Eddie Jones has hit out at Wallabies coach Michael Cheika for revealing he stormed out of a meeting with referees during the June series in Australia earlier this year.
The two former Randwick teammates have been trading verbal spats all week in the lead up to Saturday's Test match at Twickenham.
Jones said he was disappointed Cheika gave details of what he considered to be a private meeting.
"I've got different codes of behaviour," Jones said.
"I was always brought up that if you have a private meeting it stays private. If people choose to have other views on that then go and talk to them about it.
"I like to have fun. This week's been fun. We've had a great week here preparing. The media's had fun - good headlines. Cheika's had fun and everyone's enjoying it. It's great for rugby.
Cheika started the week on the front foot by questioning Jones' legacy, after previously adopting a low-key approach during the 3-0 series loss in Australia.
Jones, who began the mind games last Saturday by saying he had issues with the Wallabies' scrum technique, said he didn't know why Cheika has changed tack.
"I've got no idea and it really doesn't worry me," he said.
"We've had a great week. We set out what we wanted to do at the start of the week, got the ball rolling and then all we worry about is our preparation.
Jones is hoping to become the first England coach to lead the team unbeaten in a calendar year, and will if they prevail at Twickenham.
He insists winning the game is more important to him than debating whether Cheika's claim that he had tarnished his legacy at home was true.
"It's uncontrollable. It's not for me to decide what my legacy is," he said.
"It's for other people to decide. Why would I worry about it?
The Wallabies will be without Will Genia for the game, with the in-form halfback back in Paris preparing for a club game for Stade Francais, who refused to allow him to play in a match that falls outside the official Test window.
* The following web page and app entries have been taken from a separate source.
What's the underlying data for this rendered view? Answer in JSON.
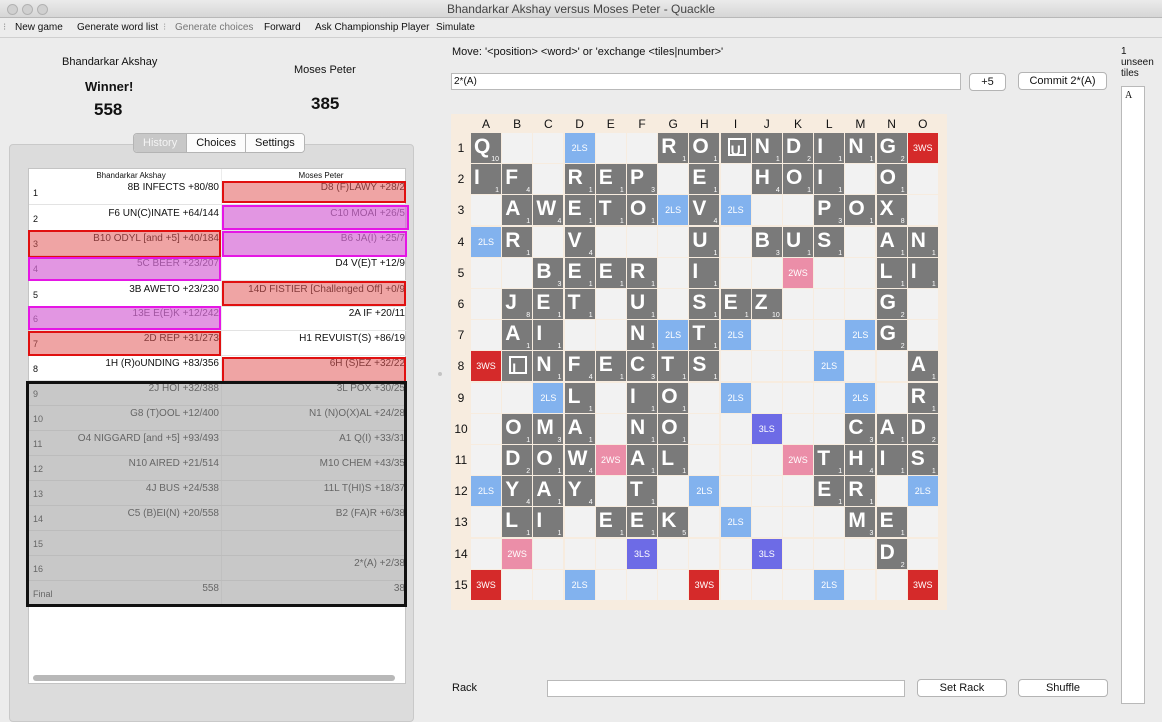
{
  "window": {
    "title": "Bhandarkar Akshay versus Moses Peter - Quackle"
  },
  "toolbar": {
    "new_game": "New game",
    "generate_word_list": "Generate word list",
    "generate_choices": "Generate choices",
    "forward": "Forward",
    "ask_championship": "Ask Championship Player",
    "simulate": "Simulate"
  },
  "players": [
    {
      "name": "Bhandarkar Akshay",
      "status": "Winner!",
      "score": "558"
    },
    {
      "name": "Moses Peter",
      "status": "",
      "score": "385"
    }
  ],
  "tabs": [
    "History",
    "Choices",
    "Settings"
  ],
  "history": {
    "headers": [
      "Bhandarkar Akshay",
      "Moses Peter"
    ],
    "rows": [
      {
        "num": "1",
        "p1": "8B INFECTS  +80/80",
        "p2": "D8 (F)LAWY  +28/2"
      },
      {
        "num": "2",
        "p1": "F6 UN(C)INATE  +64/144",
        "p2": "C10 MOAI  +26/5"
      },
      {
        "num": "3",
        "p1": "B10 ODYL [and +5]  +40/184",
        "p2": "B6 JA(I)  +25/7"
      },
      {
        "num": "4",
        "p1": "5C BEER  +23/207",
        "p2": "D4 V(E)T  +12/9"
      },
      {
        "num": "5",
        "p1": "3B AWETO  +23/230",
        "p2": "14D FISTIER [Challenged Off]  +0/9"
      },
      {
        "num": "6",
        "p1": "13E E(E)K  +12/242",
        "p2": "2A IF  +20/11"
      },
      {
        "num": "7",
        "p1": "2D REP  +31/273",
        "p2": "H1 REVUIST(S)  +86/19"
      },
      {
        "num": "8",
        "p1": "1H (R)oUNDING  +83/356",
        "p2": "6H (S)EZ  +32/22"
      },
      {
        "num": "9",
        "p1": "2J HOI  +32/388",
        "p2": "3L POX  +30/25"
      },
      {
        "num": "10",
        "p1": "G8 (T)OOL  +12/400",
        "p2": "N1 (N)O(X)AL  +24/28"
      },
      {
        "num": "11",
        "p1": "O4 NIGGARD [and +5]  +93/493",
        "p2": "A1 Q(I)  +33/31"
      },
      {
        "num": "12",
        "p1": "N10 AIRED  +21/514",
        "p2": "M10 CHEM  +43/35"
      },
      {
        "num": "13",
        "p1": "4J BUS  +24/538",
        "p2": "11L T(HI)S  +18/37"
      },
      {
        "num": "14",
        "p1": "C5 (B)EI(N)  +20/558",
        "p2": "B2 (FA)R  +6/38"
      },
      {
        "num": "15",
        "p1": "",
        "p2": ""
      },
      {
        "num": "16",
        "p1": "",
        "p2": "2*(A)  +2/38"
      },
      {
        "num": "Final",
        "p1": "558",
        "p2": "38"
      }
    ]
  },
  "move": {
    "label": "Move: '<position> <word>' or 'exchange <tiles|number>'",
    "input": "2*(A)",
    "plus_button": "+5",
    "commit_button": "Commit 2*(A)"
  },
  "board": {
    "cols": [
      "A",
      "B",
      "C",
      "D",
      "E",
      "F",
      "G",
      "H",
      "I",
      "J",
      "K",
      "L",
      "M",
      "N",
      "O"
    ],
    "rows": [
      "1",
      "2",
      "3",
      "4",
      "5",
      "6",
      "7",
      "8",
      "9",
      "10",
      "11",
      "12",
      "13",
      "14",
      "15"
    ],
    "premium_labels": {
      "TW": "3WS",
      "DW": "2WS",
      "TL": "3LS",
      "DL": "2LS"
    },
    "tiles": [
      "Q.....ROUNDING.",
      "IF.REP.E.HOI.O.",
      ".AWETO.V...POX.",
      ".R.V...U.BUS.AN",
      "..BEER.I.....LI",
      ".JET.U.SEZ...G.",
      ".AI..N.T.....G.",
      ".INFECTS......A",
      "...L.IO.......R",
      ".OMA.NO.....CAD",
      ".DOW.AL....THIS",
      ".YAY.T.....ER..",
      ".LI.EEK.....ME.",
      ".............D.",
      "..............."
    ],
    "blanks": [
      "1I",
      "8B"
    ],
    "tile_points": {
      "A": "1",
      "B": "3",
      "C": "3",
      "D": "2",
      "E": "1",
      "F": "4",
      "G": "2",
      "H": "4",
      "I": "1",
      "J": "8",
      "K": "5",
      "L": "1",
      "M": "3",
      "N": "1",
      "O": "1",
      "P": "3",
      "Q": "10",
      "R": "1",
      "S": "1",
      "T": "1",
      "U": "1",
      "V": "4",
      "W": "4",
      "X": "8",
      "Y": "4",
      "Z": "10"
    }
  },
  "rack": {
    "label": "Rack",
    "set_rack": "Set Rack",
    "shuffle": "Shuffle"
  },
  "unseen": {
    "count": "1",
    "label1": "unseen",
    "label2": "tiles",
    "tiles": "A"
  }
}
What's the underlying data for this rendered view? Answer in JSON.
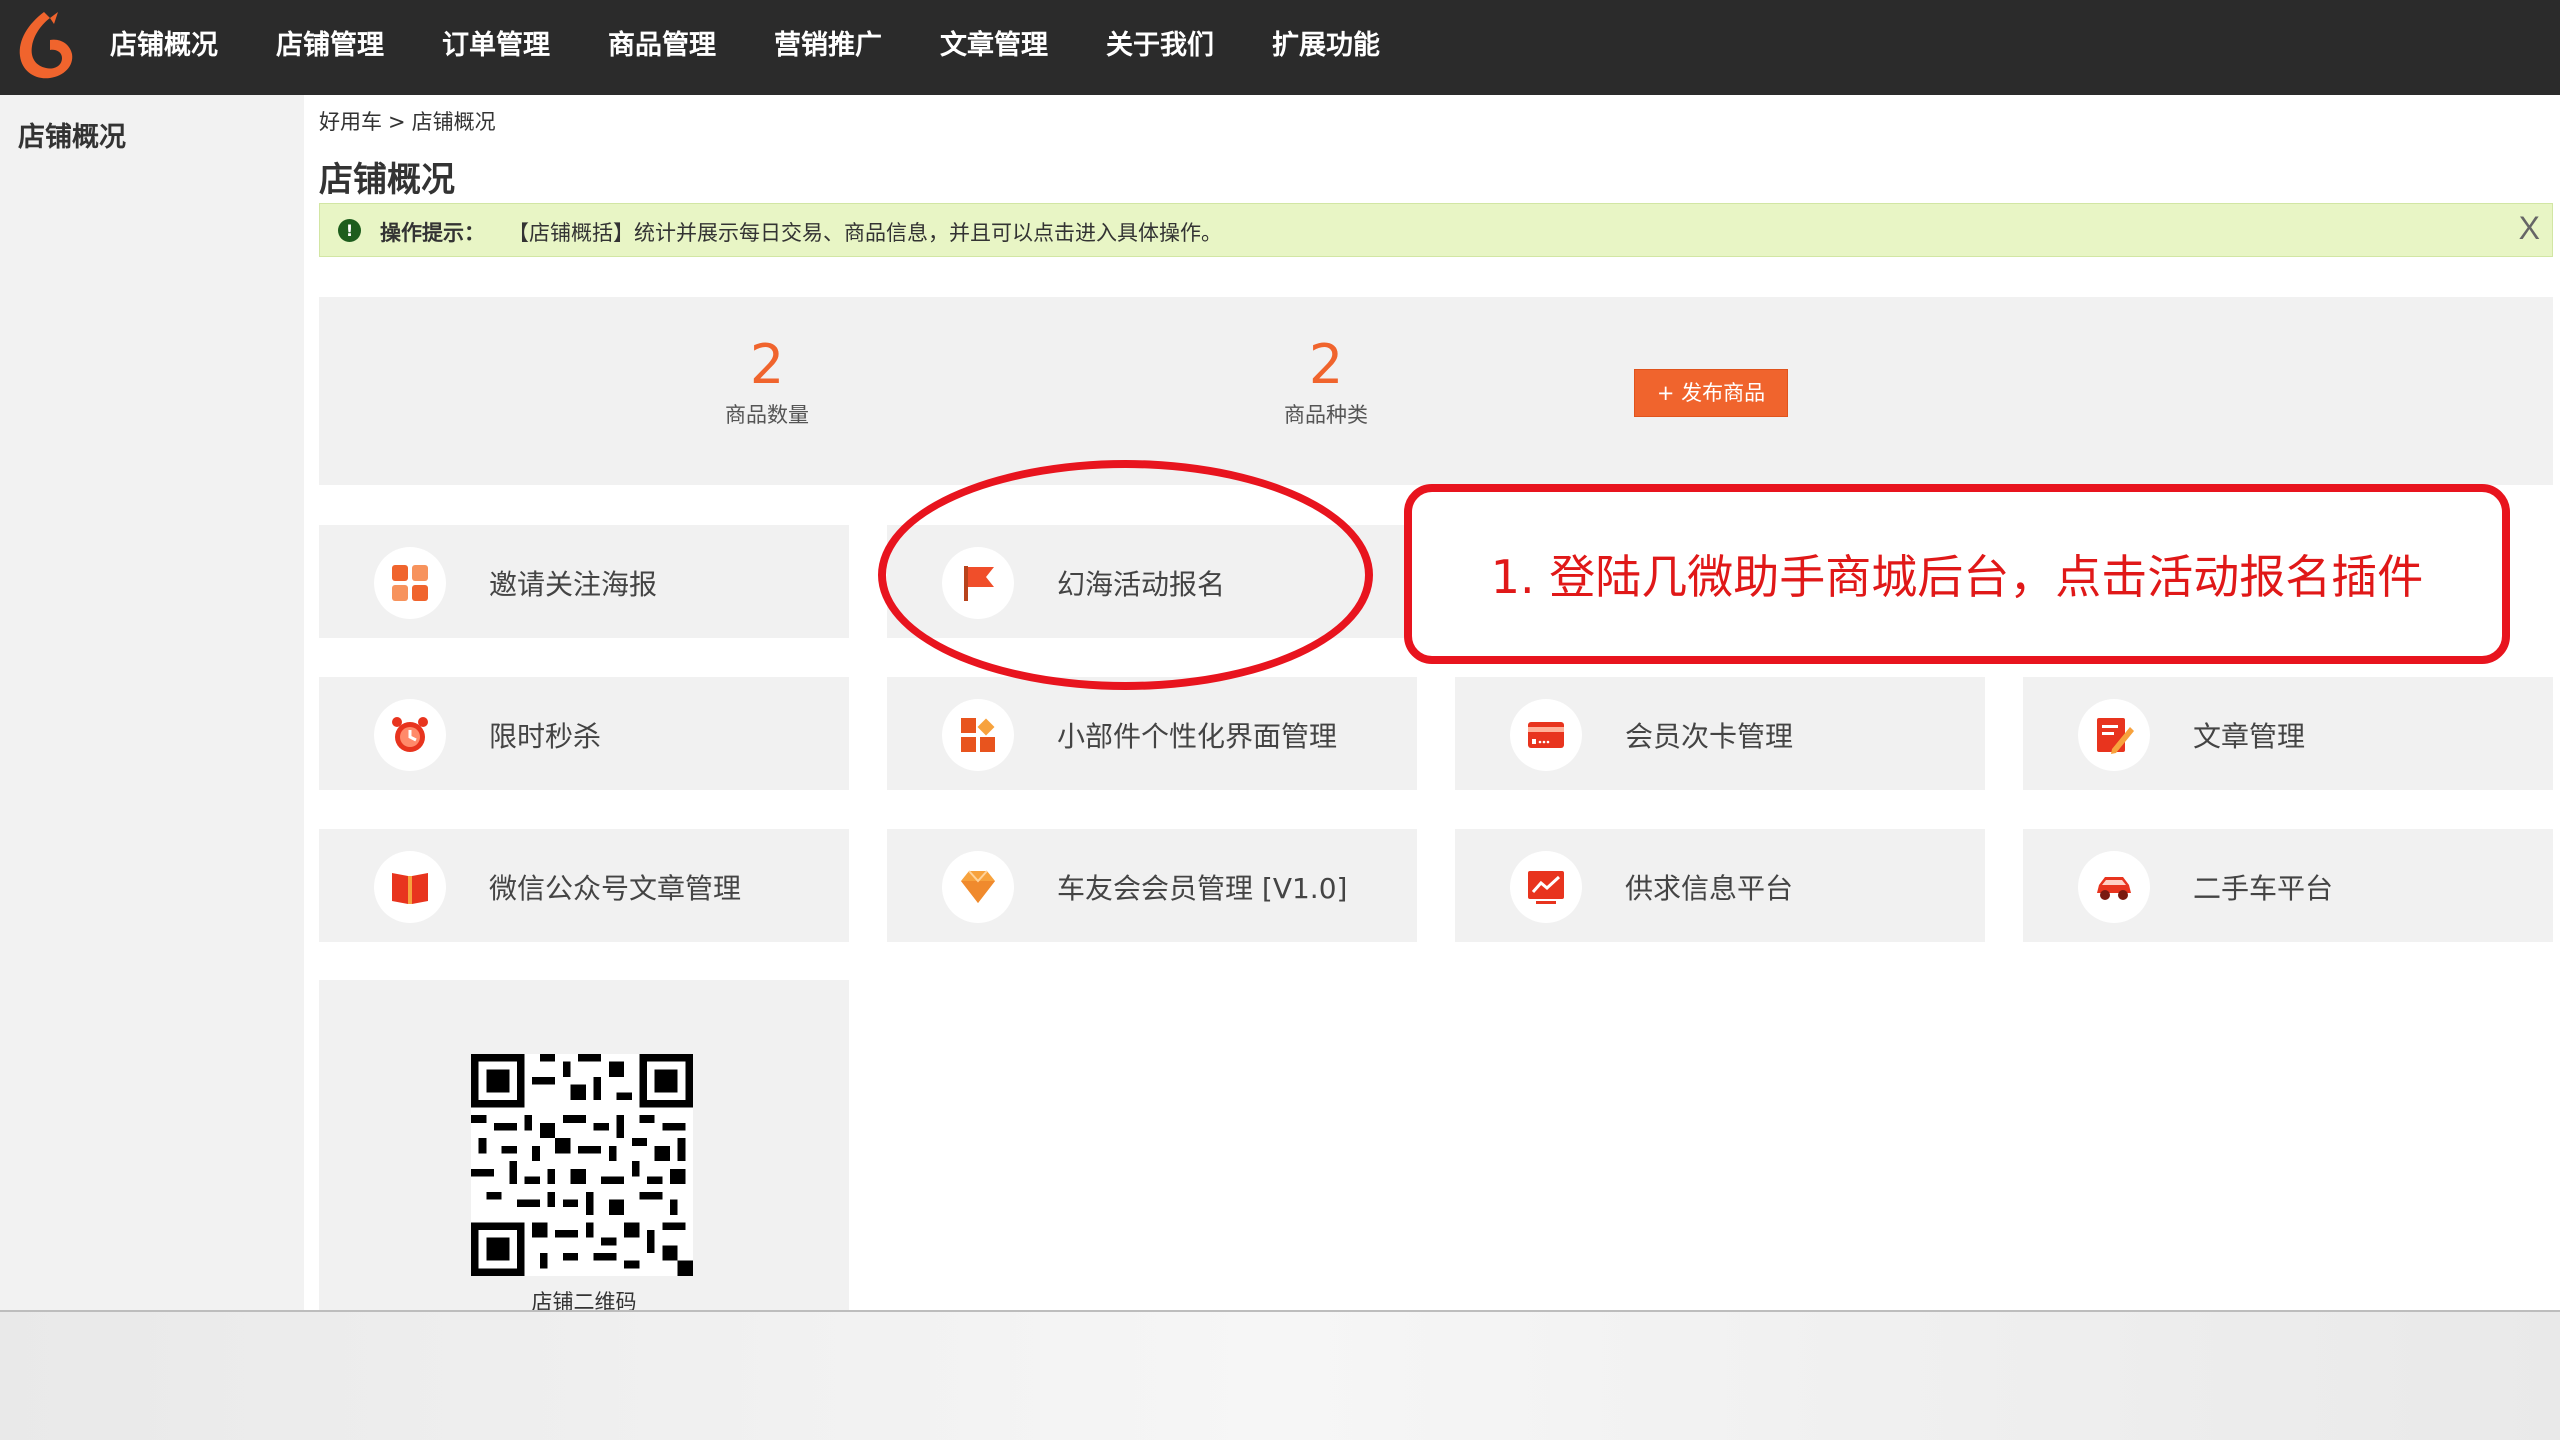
{
  "nav": {
    "items": [
      "店铺概况",
      "店铺管理",
      "订单管理",
      "商品管理",
      "营销推广",
      "文章管理",
      "关于我们",
      "扩展功能"
    ]
  },
  "sidebar": {
    "items": [
      {
        "label": "店铺概况"
      }
    ]
  },
  "breadcrumb": {
    "root": "好用车",
    "separator": ">",
    "current": "店铺概况"
  },
  "page": {
    "title": "店铺概况"
  },
  "tip": {
    "label": "操作提示：",
    "text": "【店铺概括】统计并展示每日交易、商品信息，并且可以点击进入具体操作。",
    "close": "X"
  },
  "stats": {
    "product_count": {
      "value": "2",
      "label": "商品数量"
    },
    "product_types": {
      "value": "2",
      "label": "商品种类"
    },
    "publish_button": "+ 发布商品"
  },
  "tiles": [
    {
      "label": "邀请关注海报",
      "icon": "poster-grid-icon"
    },
    {
      "label": "幻海活动报名",
      "icon": "flag-icon"
    },
    {
      "label": "限时秒杀",
      "icon": "alarm-clock-icon"
    },
    {
      "label": "小部件个性化界面管理",
      "icon": "widget-blocks-icon"
    },
    {
      "label": "会员次卡管理",
      "icon": "member-card-icon"
    },
    {
      "label": "文章管理",
      "icon": "edit-article-icon"
    },
    {
      "label": "微信公众号文章管理",
      "icon": "open-book-icon"
    },
    {
      "label": "车友会会员管理 [V1.0]",
      "icon": "diamond-icon"
    },
    {
      "label": "供求信息平台",
      "icon": "trend-chart-icon"
    },
    {
      "label": "二手车平台",
      "icon": "car-icon"
    }
  ],
  "qr": {
    "label": "店铺二维码"
  },
  "annotation": {
    "text": "1. 登陆几微助手商城后台，点击活动报名插件"
  },
  "colors": {
    "accent": "#f0642d",
    "annotation": "#e8141e",
    "topbar": "#2b2b2b",
    "tip_bg": "#e8f5c5"
  }
}
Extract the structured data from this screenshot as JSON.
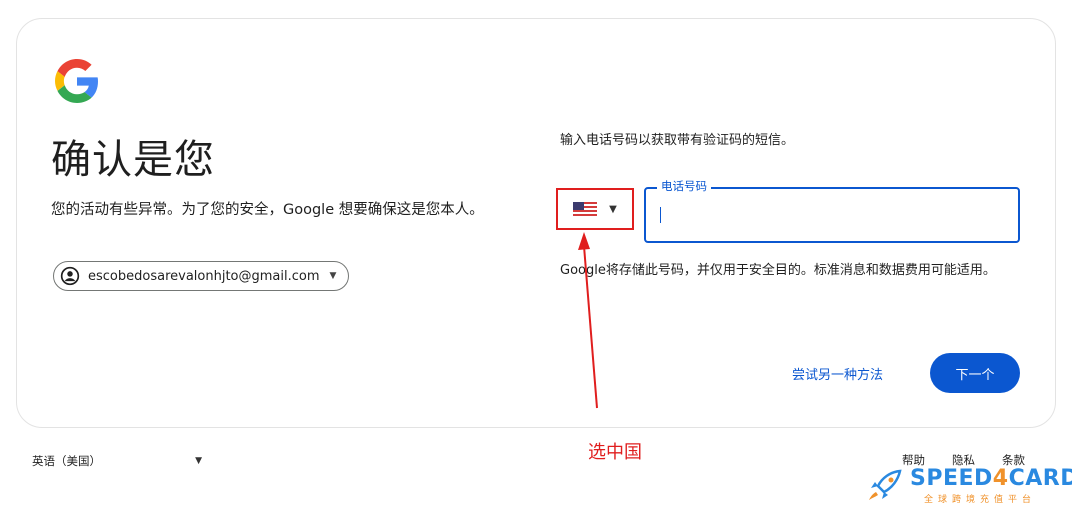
{
  "brand": {
    "logo_icon": "google-g-logo-icon",
    "colors": {
      "blue": "#4285F4",
      "red": "#EA4335",
      "yellow": "#FBBC05",
      "green": "#34A853"
    }
  },
  "left": {
    "title": "确认是您",
    "subtitle": "您的活动有些异常。为了您的安全，Google 想要确保这是您本人。",
    "account": {
      "avatar_icon": "account-circle-icon",
      "email": "escobedosarevalonhjto@gmail.com",
      "caret_icon": "caret-down-icon"
    }
  },
  "right": {
    "prompt": "输入电话号码以获取带有验证码的短信。",
    "country": {
      "flag_icon": "us-flag-icon",
      "caret_icon": "caret-down-icon"
    },
    "phone": {
      "label": "电话号码",
      "value": ""
    },
    "disclaimer": "Google将存储此号码，并仅用于安全目的。标准消息和数据费用可能适用。",
    "try_another": "尝试另一种方法",
    "next": "下一个"
  },
  "annotation": {
    "text": "选中国",
    "color": "#e01e1e"
  },
  "footer": {
    "language": "英语（美国）",
    "links": [
      "帮助",
      "隐私",
      "条款"
    ]
  },
  "watermark": {
    "word_a": "SPEED",
    "word_b": "4",
    "word_c": "CARD",
    "subtitle": "全球跨境充值平台",
    "icon": "rocket-icon"
  },
  "accent": {
    "primary": "#0b57d0"
  }
}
Jones believes the loss of the former Queensland Red is a huge blow for Australia, who are looking to avoid their ninth defeat of a difficult year.
"He is an unbelievably good player," Jones said.
"Strong, influential, good with the high ball and they will miss him a lot.
"He is one of the reasons Australia has done so well since the June series."